I had a strange dream last night; I was in a Californian pub when Charles Bukowski invited me for a bite to eat in one of his favourite place. There, were musicians and dancers, a dark wooden environment, a bit like an old fashioned Irish joint I guess. We ordered some beers first, then my companion hailed the waitress – without asking me – for a chickpeas burger and a plate of tomato and garlic beans for himself… The entertainment of my psychedelic night experience was going well. Charles and I, or Hank Chinaski as he likes to portrait himself, were enjoying ourselves… Until I asked him, in our alcoholic fogginess, if it was OK to take a selfie… He didn’t mind, but I felt I had let myself down on that one! I was so ashamed with my move, that I woke up… Leaving my host to pay the bill. Man, I have to stop eating Parmigiano Reggiano in the evening!
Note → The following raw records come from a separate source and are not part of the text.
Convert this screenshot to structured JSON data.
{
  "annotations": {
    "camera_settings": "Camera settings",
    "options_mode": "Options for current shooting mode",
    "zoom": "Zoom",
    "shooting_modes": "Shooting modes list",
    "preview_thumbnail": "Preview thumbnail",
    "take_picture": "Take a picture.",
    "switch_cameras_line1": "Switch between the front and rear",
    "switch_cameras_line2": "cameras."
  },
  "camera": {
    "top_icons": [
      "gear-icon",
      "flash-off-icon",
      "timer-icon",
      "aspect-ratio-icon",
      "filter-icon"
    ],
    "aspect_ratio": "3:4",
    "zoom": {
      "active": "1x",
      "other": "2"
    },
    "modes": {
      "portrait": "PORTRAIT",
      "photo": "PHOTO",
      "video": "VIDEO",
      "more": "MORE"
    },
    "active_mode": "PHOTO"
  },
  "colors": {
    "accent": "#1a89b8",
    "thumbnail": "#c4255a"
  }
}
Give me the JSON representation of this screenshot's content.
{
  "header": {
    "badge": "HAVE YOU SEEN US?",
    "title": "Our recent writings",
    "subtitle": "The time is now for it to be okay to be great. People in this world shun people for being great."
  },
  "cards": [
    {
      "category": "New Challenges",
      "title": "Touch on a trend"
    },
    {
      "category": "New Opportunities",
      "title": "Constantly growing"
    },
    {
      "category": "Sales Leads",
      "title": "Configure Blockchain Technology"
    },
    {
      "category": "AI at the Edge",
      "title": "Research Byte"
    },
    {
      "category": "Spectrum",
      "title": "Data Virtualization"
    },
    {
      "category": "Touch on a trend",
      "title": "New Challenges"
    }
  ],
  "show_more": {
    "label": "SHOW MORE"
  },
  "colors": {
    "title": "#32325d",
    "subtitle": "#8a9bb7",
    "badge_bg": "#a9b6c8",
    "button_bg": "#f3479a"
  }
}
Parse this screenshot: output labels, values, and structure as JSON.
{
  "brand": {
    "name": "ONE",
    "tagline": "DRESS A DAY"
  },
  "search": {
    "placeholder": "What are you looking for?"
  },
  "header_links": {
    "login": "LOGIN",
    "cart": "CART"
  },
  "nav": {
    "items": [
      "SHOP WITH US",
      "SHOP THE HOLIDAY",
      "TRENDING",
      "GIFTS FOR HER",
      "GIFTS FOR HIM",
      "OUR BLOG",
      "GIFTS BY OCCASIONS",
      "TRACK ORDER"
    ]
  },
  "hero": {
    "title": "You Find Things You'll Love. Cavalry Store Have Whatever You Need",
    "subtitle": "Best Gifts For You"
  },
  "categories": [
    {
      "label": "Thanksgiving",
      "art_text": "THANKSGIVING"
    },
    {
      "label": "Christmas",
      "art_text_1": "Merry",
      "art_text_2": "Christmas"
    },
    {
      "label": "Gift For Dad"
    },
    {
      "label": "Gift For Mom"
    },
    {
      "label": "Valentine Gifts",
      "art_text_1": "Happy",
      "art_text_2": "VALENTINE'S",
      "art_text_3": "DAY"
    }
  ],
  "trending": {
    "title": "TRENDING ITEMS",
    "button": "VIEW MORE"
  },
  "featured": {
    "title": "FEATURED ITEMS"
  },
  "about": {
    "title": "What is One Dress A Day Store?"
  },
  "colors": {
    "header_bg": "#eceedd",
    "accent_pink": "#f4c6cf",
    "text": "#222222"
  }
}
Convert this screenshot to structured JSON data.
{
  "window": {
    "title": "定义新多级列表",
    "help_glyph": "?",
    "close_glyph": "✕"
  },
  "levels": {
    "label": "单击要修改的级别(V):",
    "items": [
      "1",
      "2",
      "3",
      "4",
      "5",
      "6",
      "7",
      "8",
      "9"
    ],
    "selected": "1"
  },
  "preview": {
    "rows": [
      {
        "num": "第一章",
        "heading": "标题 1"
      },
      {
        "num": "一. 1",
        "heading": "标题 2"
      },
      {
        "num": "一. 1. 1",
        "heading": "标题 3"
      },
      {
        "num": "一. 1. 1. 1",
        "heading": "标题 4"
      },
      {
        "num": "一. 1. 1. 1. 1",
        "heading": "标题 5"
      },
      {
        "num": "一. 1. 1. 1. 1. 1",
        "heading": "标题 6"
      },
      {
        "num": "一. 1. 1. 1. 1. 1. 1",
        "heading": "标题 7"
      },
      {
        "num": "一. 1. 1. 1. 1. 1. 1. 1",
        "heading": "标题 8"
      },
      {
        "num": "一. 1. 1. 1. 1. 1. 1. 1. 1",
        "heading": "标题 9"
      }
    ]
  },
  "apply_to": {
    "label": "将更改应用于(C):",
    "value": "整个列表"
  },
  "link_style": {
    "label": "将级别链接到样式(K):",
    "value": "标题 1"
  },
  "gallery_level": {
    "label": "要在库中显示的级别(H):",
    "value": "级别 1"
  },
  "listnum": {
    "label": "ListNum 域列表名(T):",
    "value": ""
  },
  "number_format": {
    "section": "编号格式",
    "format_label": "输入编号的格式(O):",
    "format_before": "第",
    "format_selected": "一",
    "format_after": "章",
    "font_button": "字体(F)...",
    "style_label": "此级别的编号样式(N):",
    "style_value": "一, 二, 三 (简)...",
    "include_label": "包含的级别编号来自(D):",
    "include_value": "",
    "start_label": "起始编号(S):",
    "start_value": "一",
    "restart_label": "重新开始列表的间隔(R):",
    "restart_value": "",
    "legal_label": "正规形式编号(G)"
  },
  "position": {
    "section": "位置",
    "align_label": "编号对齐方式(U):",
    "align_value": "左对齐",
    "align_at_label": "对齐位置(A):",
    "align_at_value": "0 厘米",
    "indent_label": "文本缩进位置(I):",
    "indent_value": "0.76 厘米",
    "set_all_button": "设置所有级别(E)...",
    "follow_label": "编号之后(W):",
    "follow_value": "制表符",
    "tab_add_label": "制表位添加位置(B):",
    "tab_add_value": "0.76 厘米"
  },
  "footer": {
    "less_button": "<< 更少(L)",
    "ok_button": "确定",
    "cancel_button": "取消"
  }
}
As I write those lines, the day could turn into quite a memorable one! As storms go, we are going through the alphabet like there is no tomorrow! Introducing the letter “H” with storm Henry today; the polar vortex is actually hovering over Ireland( it should be over the North pole). The lights this morning were amazing, ghostly and so out of character that I decided to get out of the house to take a few pictures around the area… Bad idea! I could barely get out of the car and when I made it back home, two heavy pine tree branches were leaning closer and closer over the whole width of the road, losing altitude as they were being tossed around like lifeless rag dolls. There was no time to lose, I grabbed a rope and my best handsaw, managed to hold on, dropped to the ground and sawed them free one after another.
Ok, a bit of fun today for lunch, it is Friday after all! I am still in my Crêpes buzz, but this time savoury. This way is far from being the traditional way to serve “galettes” but who cares. It will keep for a few days in the fridge and you can use any toppings you want and in the oven it goes! Here we go.